Managing a Treasury Career in a Recession

Over the past 18 months the role of the corporate treasurer has come to the fore and its profile within the business community has likewise been raised. This is because many companies have had to manage their working capital much more closely and funding has become a crucial part of the treasurer’s role. However, this hasn’t made treasurers immune to the difficulties of career management and progression facing all professionals in a post-recession climate.

Those with experience in corporate treasury in the UK have, historically, had the benefit of working in what was considered to be a growing profession with a relatively limited number of experienced practitioners. This has given career-minded individuals the opportunity to leverage their skill set. Understanding the war for talent in this sector, employers have traditionally been careful to look after their treasury function, offering strong remuneration packages compared to their peers in other corporate functions.
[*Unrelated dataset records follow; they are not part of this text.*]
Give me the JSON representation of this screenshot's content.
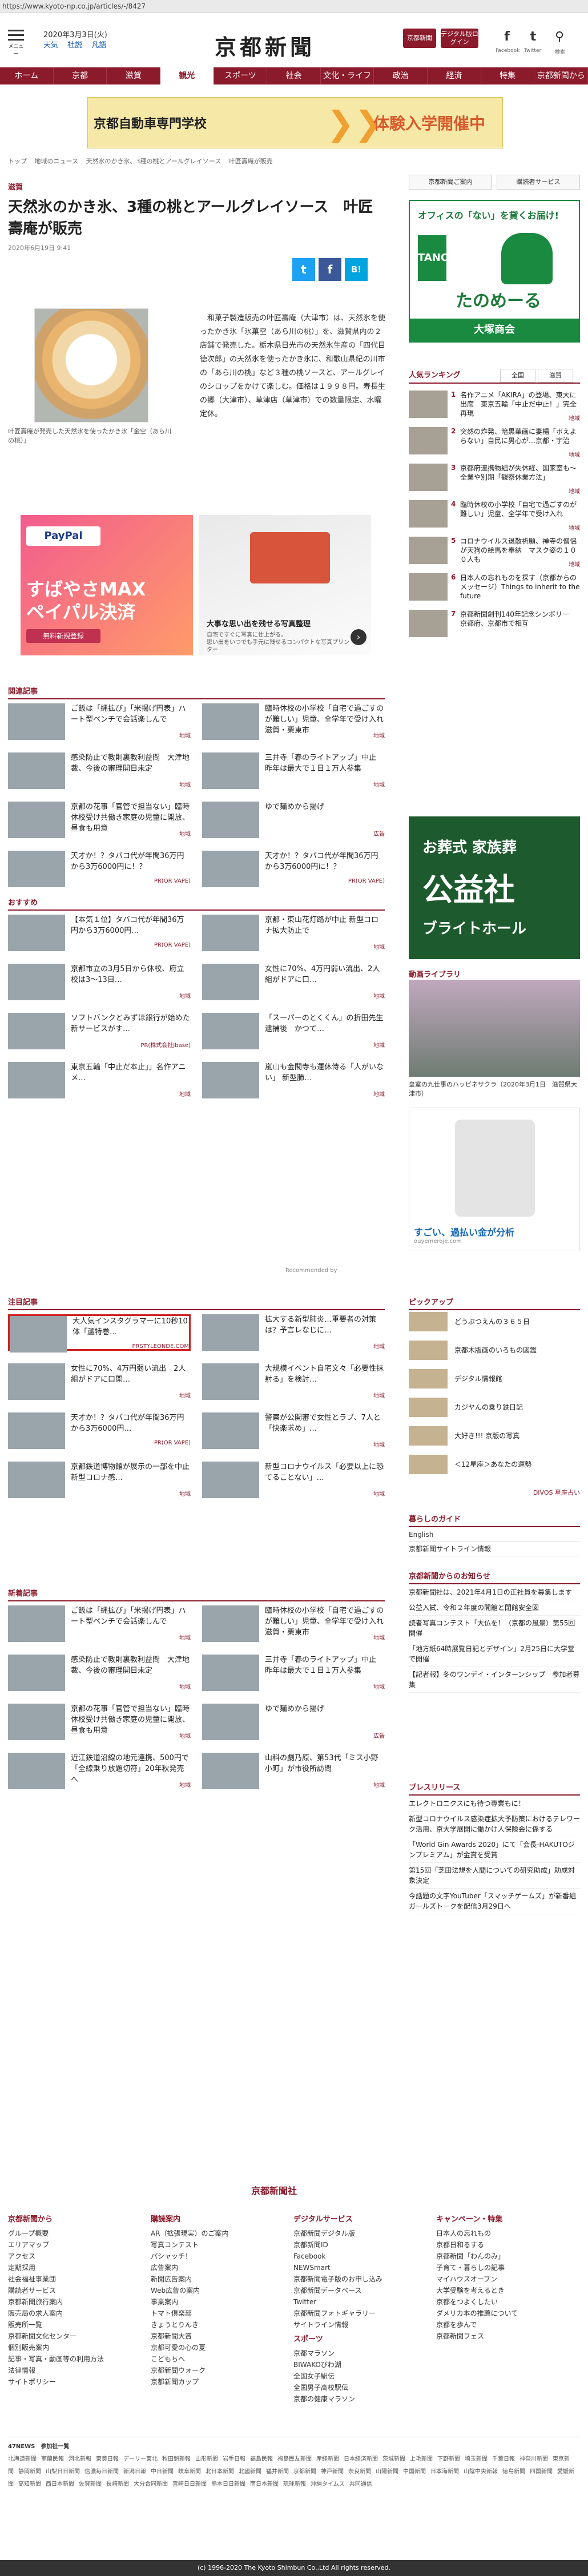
{
  "url": "https://www.kyoto-np.co.jp/articles/-/8427",
  "header": {
    "menu_label": "メニュー",
    "date": "2020年3月3日(火)",
    "weather": [
      "天気",
      "社説",
      "凡語"
    ],
    "logo": "京都新聞",
    "btn_mylist": "京都新聞",
    "btn_digital": "デジタル版ログイン",
    "fb_label": "Facebook",
    "tw_label": "Twitter",
    "search_label": "検索"
  },
  "nav": [
    "ホーム",
    "京都",
    "滋賀",
    "観光",
    "スポーツ",
    "社会",
    "文化・ライフ",
    "政治",
    "経済",
    "特集",
    "京都新聞から"
  ],
  "top_banner": {
    "left": "京都自動車専門学校",
    "right": "体験入学開催中"
  },
  "breadcrumb": [
    "トップ",
    "地域のニュース",
    "天然氷のかき氷、3種の桃とアールグレイソース",
    "叶匠壽庵が販売"
  ],
  "top_buttons": [
    "京都新聞ご案内",
    "購読者サービス"
  ],
  "article": {
    "category": "滋賀",
    "title": "天然氷のかき氷、3種の桃とアールグレイソース　叶匠壽庵が販売",
    "date": "2020年6月19日 9:41",
    "photo_caption": "叶匠壽庵が発売した天然氷を使ったかき氷「金空（あら川の桃）」",
    "body": "和菓子製造販売の叶匠壽庵（大津市）は、天然氷を使ったかき氷「氷菓空（あら川の桃）」を、滋賀県内の２店舗で発売した。栃木県日光市の天然氷生産の「四代目徳次郎」の天然氷を使ったかき氷に、和歌山県紀の川市の「あら川の桃」など３種の桃ソースと、アールグレイのシロップをかけて楽しむ。価格は１９９８円。寿長生の郷（大津市）、草津店（草津市）での数量限定、水曜定休。"
  },
  "ads": {
    "paypal": "PayPal",
    "paypal_big": "すばやさMAX\nペイパル決済",
    "paypal_btn": "無料新規登録",
    "ad2_title": "大事な思い出を残せる写真整理",
    "ad2_sub": "自宅ですぐに写真に仕上がる。\n思い出をいつでも手元に残せるコンパクトな写真プリンター"
  },
  "related": {
    "title": "関連記事",
    "cards": [
      {
        "text": "ご飯は「縄拡び」「米揚げ円表」ハート型ベンチで会話楽しんで",
        "tag": "地域"
      },
      {
        "text": "臨時休校の小学校「自宅で過ごすのが難しい」児童、全学年で受け入れ 滋賀・栗東市",
        "tag": "地域"
      },
      {
        "text": "感染防止で教則裏教利益問　大津地裁、今後の審理開日未定",
        "tag": "地域"
      },
      {
        "text": "三井寺「春のライトアップ」中止　昨年は最大で１日１万人参集",
        "tag": "地域"
      },
      {
        "text": "京都の花事「官管で担当ない」臨時休校受け共働き家庭の児童に開放、昼食も用意",
        "tag": "地域"
      },
      {
        "text": "ゆで麺めから揚げ",
        "tag": "広告"
      },
      {
        "text": "天才か！？タバコ代が年間36万円から3万6000円に！？",
        "tag": "PR(OR VAPE)"
      },
      {
        "text": "天才か！？タバコ代が年間36万円から3万6000円に！？",
        "tag": "PR(OR VAPE)"
      }
    ]
  },
  "osusume": {
    "title": "おすすめ",
    "cards": [
      {
        "text": "【本気１位】タバコ代が年間36万円から3万6000円…",
        "tag": "PR(OR VAPE)"
      },
      {
        "text": "京都・東山花灯路が中止 新型コロナ拡大防止で",
        "tag": "地域"
      },
      {
        "text": "京都市立の3月5日から休校、府立校は3～13日…",
        "tag": "地域"
      },
      {
        "text": "女性に70%、4万円弱い流出、2人組がドアに口…",
        "tag": "地域"
      },
      {
        "text": "ソフトバンクとみずほ銀行が始めた新サービスがす…",
        "tag": "PR(株式会社Jbase)"
      },
      {
        "text": "「スーパーのとくくん」の折田先生逮捕後　かつて…",
        "tag": "地域"
      },
      {
        "text": "東京五輪「中止だ本止」」名作アニメ…",
        "tag": "地域"
      },
      {
        "text": "嵐山も金閣寺も運休侍る「人がいない」 新型肺…",
        "tag": "地域"
      }
    ],
    "recommended": "Recommended by"
  },
  "chumoku": {
    "title": "注目記事",
    "cards": [
      {
        "text": "大人気インスタグラマーに10秒10体「蘆特巻…",
        "tag": "PRSTYLEONDE.COM"
      },
      {
        "text": "拡大する新型肺炎…重要者の対策は？予言レなじに…",
        "tag": "地域"
      },
      {
        "text": "女性に70%、4万円弱い流出　2人組がドアに口開…",
        "tag": "地域"
      },
      {
        "text": "大規模イベント自宅文々「必要性抹射る」を検討…",
        "tag": "地域"
      },
      {
        "text": "天才か！？タバコ代が年間36万円から3万6000円…",
        "tag": "PR(OR VAPE)"
      },
      {
        "text": "警察が公開審で女性とラブ、7人と「快楽求め」…",
        "tag": "地域"
      },
      {
        "text": "京都鉄道博物館が展示の一部を中止 新型コロナ感…",
        "tag": "地域"
      },
      {
        "text": "新型コロナウイルス「必要以上に恐てることない」…",
        "tag": "地域"
      }
    ]
  },
  "shinchaku": {
    "title": "新着記事",
    "cards": [
      {
        "text": "ご飯は「縄拡び」「米揚げ円表」ハート型ベンチで会話楽しんで",
        "tag": "地域"
      },
      {
        "text": "臨時休校の小学校「自宅で過ごすのが難しい」児童、全学年で受け入れ 滋賀・栗東市",
        "tag": "地域"
      },
      {
        "text": "感染防止で教則裏教利益問　大津地裁、今後の審理開日未定",
        "tag": "地域"
      },
      {
        "text": "三井寺「春のライトアップ」中止　昨年は最大で１日１万人参集",
        "tag": "地域"
      },
      {
        "text": "京都の花事「官管で担当ない」臨時休校受け共働き家庭の児童に開放、昼食も用意",
        "tag": "地域"
      },
      {
        "text": "ゆで麺めから揚げ",
        "tag": "広告"
      },
      {
        "text": "近江鉄道沿線の地元連携、500円で「全線乗り放題切符」20年秋発売へ",
        "tag": "地域"
      },
      {
        "text": "山科の劇乃原、第53代「ミス小野小町」が市役所訪問",
        "tag": "地域"
      }
    ]
  },
  "sidebar": {
    "ad1_top": "オフィスの「ない」を貸くお届け!",
    "ad1_logo": "TANO",
    "ad1_brand": "たのめーる",
    "ad1_bar": "大塚商会",
    "ranking_title": "人気ランキング",
    "ranking_tabs": [
      "全国",
      "滋賀"
    ],
    "ranking": [
      {
        "n": "1",
        "text": "名作アニメ「AKIRA」の登場、東大に出席　東京五輪「中止だ中止！」完全再現",
        "tag": "地域"
      },
      {
        "n": "2",
        "text": "突然の炸発、暗黒華画に妻楊「ボえよらない」自民に男心が…京都・宇治",
        "tag": "地域"
      },
      {
        "n": "3",
        "text": "京都府連携物組が失休経、国家室も～全業や別期「観察休業方法」",
        "tag": "地域"
      },
      {
        "n": "4",
        "text": "臨時休校の小学校「自宅で過ごすのが難しい」児童、全学年で受け入れ",
        "tag": "地域"
      },
      {
        "n": "5",
        "text": "コロナウイルス退散祈願、禅寺の僧侶が天狗の絵馬を奉納　マスク姿の１００人も",
        "tag": "地域"
      },
      {
        "n": "6",
        "text": "日本人の忘れものを探す（京都からのメッセージ）Things to inherit to the future",
        "tag": ""
      },
      {
        "n": "7",
        "text": "京都新聞創刊140年記念シンボリー　京都府、京都市で相互",
        "tag": ""
      }
    ],
    "ad2_a": "お葬式 家族葬",
    "ad2_b": "公益社",
    "ad2_c": "ブライトホール",
    "video_title": "動画ライブラリ",
    "video_caption": "皇室の九仕事のハッピネサクラ（2020年3月1日　滋賀県大津市）",
    "ad3_big": "すごい、過払い金が分析",
    "ad3_sm": "ouyemeroje.com",
    "pickup_title": "ピックアップ",
    "pickup": [
      "どうぶつえんの３６５日",
      "京都木版画のいろもの図鑑",
      "デジタル情報館",
      "カジヤんの乗り鉄日記",
      "大好き!!! 京版の写真",
      "＜12星座＞あなたの運勢"
    ],
    "pickup_more": "DIVOS 星座占い",
    "guide_title": "暮らしのガイド",
    "guide": [
      "English",
      "京都新聞サイトライン情報"
    ],
    "notice_title": "京都新聞からのお知らせ",
    "notice": [
      "京都新聞社は、2021年4月1日の正社員を募集します",
      "公益入試、令和２年度の開館と閉館安全図",
      "読者写真コンテスト「大仏を！（京都の風景）第55回開催",
      "「地方紙64時展覧日記とデザイン」2月25日に大学堂で開催",
      "【記者報】冬のワンデイ・インターンシップ　参加者募集"
    ],
    "press_title": "プレスリリース",
    "press": [
      "エレクトロニクスにも待つ専業もに！",
      "新型コロナウイルス感染症拡大予防策におけるテレワーク活用、京大学展開に働かけ人保険会に係する",
      "「World Gin Awards 2020」にて「会長-HAKUTOジンプレミアム」が金賞を受賞",
      "第15回「芝田法規を人間についての研究助成」助成対象決定",
      "今話題の文字YouTuber「スマッチゲームズ」が新番組ガールズトークを配信3月29日へ"
    ]
  },
  "footer": {
    "logo": "京都新聞社",
    "cols": [
      {
        "head": "京都新聞から",
        "items": [
          "グループ概要",
          "エリアマップ",
          "アクセス",
          "定期採用",
          "社会福祉事業団",
          "購読者サービス",
          "京都新聞旅行案内",
          "販売局の求人案内",
          "販売所一覧",
          "京都新聞文化センター",
          "個別販売案内",
          "記事・写真・動画等の利用方法",
          "法律情報",
          "サイトポリシー"
        ]
      },
      {
        "head": "購読案内",
        "items": [
          "AR（拡張現実）のご案内",
          "写真コンテスト",
          "パシャッチ！",
          "広告案内",
          "新聞広告案内",
          "Web広告の案内",
          "事業案内",
          "トマト倶楽部",
          "きょうとりんき",
          "京都新聞大賞",
          "京都可愛の心の夏",
          "こどもちへ",
          "京都新聞ウォーク",
          "京都新聞カップ"
        ]
      },
      {
        "head": "デジタルサービス",
        "items": [
          "京都新聞デジタル版",
          "京都新聞ID",
          "Facebook",
          "NEWSmart",
          "京都新聞電子版のお申し込み",
          "京都新聞データベース",
          "Twitter",
          "京都新聞フォトギャラリー",
          "サイトライン情報"
        ]
      },
      {
        "head": "キャンペーン・特集",
        "items": [
          "日本人の忘れもの",
          "京都日和るする",
          "京都新聞「わんのみ」",
          "子育て・暮らしの記事",
          "マイハウスオープン",
          "大学受験を考えるとき",
          "京都をつよくしたい",
          "ダメリカ本の推薦について",
          "京都を歩んで",
          "京都新聞フェス"
        ]
      }
    ],
    "sports_head": "スポーツ",
    "sports_items": [
      "京都マラソン",
      "BIWAKOびわ湖",
      "全国女子駅伝",
      "全国男子高校駅伝",
      "京都の健康マラソン"
    ],
    "news_head": "47NEWS　参加社一覧",
    "news": [
      "北海道新聞",
      "室蘭民報",
      "河北新報",
      "東奥日報",
      "デーリー東北",
      "秋田魁新報",
      "山形新聞",
      "岩手日報",
      "福島民報",
      "福島民友新聞",
      "産経新聞",
      "日本経済新聞",
      "茨城新聞",
      "上毛新聞",
      "下野新聞",
      "埼玉新聞",
      "千葉日報",
      "神奈川新聞",
      "東京新聞",
      "静岡新聞",
      "山梨日日新聞",
      "信濃毎日新聞",
      "新潟日報",
      "中日新聞",
      "岐阜新聞",
      "北日本新聞",
      "北國新聞",
      "福井新聞",
      "京都新聞",
      "神戸新聞",
      "奈良新聞",
      "山陽新聞",
      "中国新聞",
      "日本海新聞",
      "山陰中央新報",
      "徳島新聞",
      "四国新聞",
      "愛媛新聞",
      "高知新聞",
      "西日本新聞",
      "佐賀新聞",
      "長崎新聞",
      "大分合同新聞",
      "宮崎日日新聞",
      "熊本日日新聞",
      "南日本新聞",
      "琉球新報",
      "沖縄タイムス",
      "共同通信"
    ],
    "copyright": "(c) 1996-2020 The Kyoto Shimbun Co.,Ltd All rights reserved."
  }
}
However, as the economic climate shifted, business confidence has plummeted.

Because of this, business focus has switched to ‘fire-fighting’ and therefore less attention has been given to longer-term planning and staff development. Headcounts have been frozen across many companies and individuals pressured to deliver on day-to-day operations, leaving less time to be spent on larger projects. Promotional and pay freezes has also been implemented and bonuses with a ‘company performance’ element have been reduced. This has led to a number of people looking for external job opportunities in order to drive their own career progression. It is worth noting, however, that redundancies within treasury teams (other than for reasons of offshoring) have remained low.

For those looking to take the next step on the career ladder by moving on it is worth noting that employers are being much more specific about the skills they require. They want to get more value from their spend and are far more conscious of non-essential spend. This naturally translates to the recruitment process. Employers want to attract candidates that are able to ‘hit the ground running’ as there is less time available for training; times of economic uncertainty are not favourable for those looking to dramatically change their scope of responsibilities or use their transferable skills to move into a different field. Requests for knowledge of specific systems have increased and technical accounting experience is more highly sought after than it was a year ago.

Professional qualifications, typically in accounting or treasury, are still required. Gaining your Associate Membership of the Association of Corporate Treasurers (AMCT) diploma in treasury is beneficial, and the Membership of the Association of Corporate Treasurers (MCT) advanced diploma is increasingly seen as highly advantageous. Accounting qualifications are highly sought after and for some professionals, broader commercial awareness can be developed upon through an MBA. Increasingly, those with knowledge of specific systems, particularly treasury management systems (TMS), e.g. IT2, eTC, are being sought for roles. Candidates that have experience in implementing systems are also in demand.

More and more employers are requesting candidates that have very specific competencies. There is more frequently a request for influencing skills and a bachelor’s or postgraduate degree, indicating that companies are seeking to attract a higher-calibre individual. Key reasons behind these changes are that employers are aware that there is a broad pool of potential candidates with the relevant experience and are therefore looking to drill down further in their specifications and be much more rigorous about their shortlist.

For those that have decided that career progression will mean moving jobs, it is no longer enough to send out your CV and hope for the best. Every skill and example of experience given will be scrutinised against the job competencies. In order to secure your next role, it is crucial to demonstrate exactly why this company needs you above anyone else. Ensure that the CV and cover letter are as appropriate as possible. This means that you will often benefit from not initially sending your CV but contacting the recruiter and either requesting a fuller job description or having a conversation about the role in more detail. This initial conversation may also highlight that you are not the right person for the job but gives you an opportunity to introduce yourself to the recruiter and, in the case of third party recruitment consultants or internal recruiters that look after large treasury teams, to explore the possibility of other opportunities either now or in the future that could be a better fit.

Treasury professionals looking to progress within the same company need to be seen to be taking on extra responsibilities wherever possible. It is also crucial to add new skills where relevant. Often a secondment to another department will help you to do this. Continuing to develop your professional network will also stand you in good stead.


  • Career management has increasingly become about what you can do to excel yourself.
  • There are still interesting opportunities for those looking to develop their career in treasury.
  • Candidates need to be a closer fit to the roles than previously.
  • Spend more time on your job application, specially highlighting relevant experience on your CV.
  • Take on extra responsibilities and ‘upskill’ within your job.
  • Update your CV regularly. It is impossible to remember all of the successes you have had within a role. Keeping a record of them will ensure that you can easily refer back to relevant examples when the time comes to find a new role.